White began teaching the class five years ago. This is the second presidential race he’s covered in the classroom. The current narrative involves a career politician and a government outsider.
“It’s just a different tone, and I feel like the debates and the issues that they discuss are just a lot different than the questions that were asked of the 2012 candidates,” White said.
A majority of the students recognize the candidates’ campaigns are negative, he said.
Darby sees the election from both points of view, she said.
“Here (at school) a lot of people are anti-Trump and really bitter,” she said. “At home, my mom is a Republican, and, so she is more in favor of Trump, not necessarily him as a person, but his political views.”
When Aurora, the Norwegian exchange student, was asked about the presidential election, she paused a few seconds before answering.
“I don’t know. It’s just weird,” she said. “Back home we’re very liberal. ... Hillary is the closest to what we would have at home. We kind of think Trump is a little absurd and kind of crazy.”
Narjes said neither of the candidates make her hopeful for how the U.S. government is going to treat the Middle East.
“I feel like Trump goes against everything that I believe. ... He talks (bad) about everyone, Muslims, black people, and I don’t agree with that, because I’m Muslim and that offends me,” she said.

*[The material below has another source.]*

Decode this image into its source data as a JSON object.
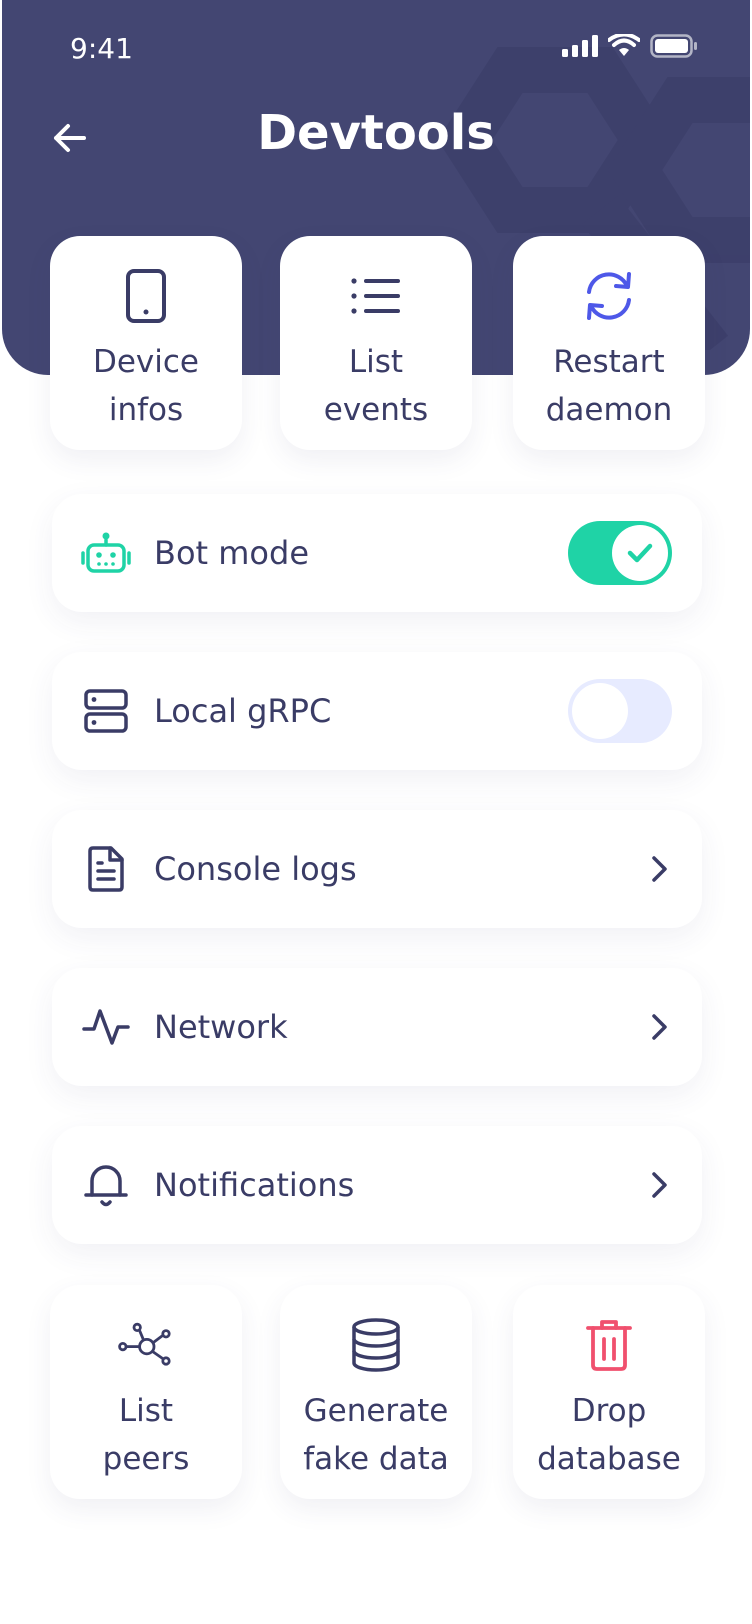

On the other hand, Clinton seems ready to bomb the region, she said.
“I feel bad that this is the first election that I get to witness and understand. It’s horrible,” she said.
Megan thinks the candidates are “a little bit crazy this year,” between scandals and people not supporting the candidate their party selected, she said.
“I’m kind of tired,” she said. “This has been going on since around this time last year. I just kind of want to know who has been elected and who is president and see what America thinks.”
To gain a broader perspective on the history of presidential races, White recommends his students talk to their parents about their experiences.
“(I tell them to) ask your parents about the election of 2000, where we didn’t know who the winner was going to be for several weeks,” he said.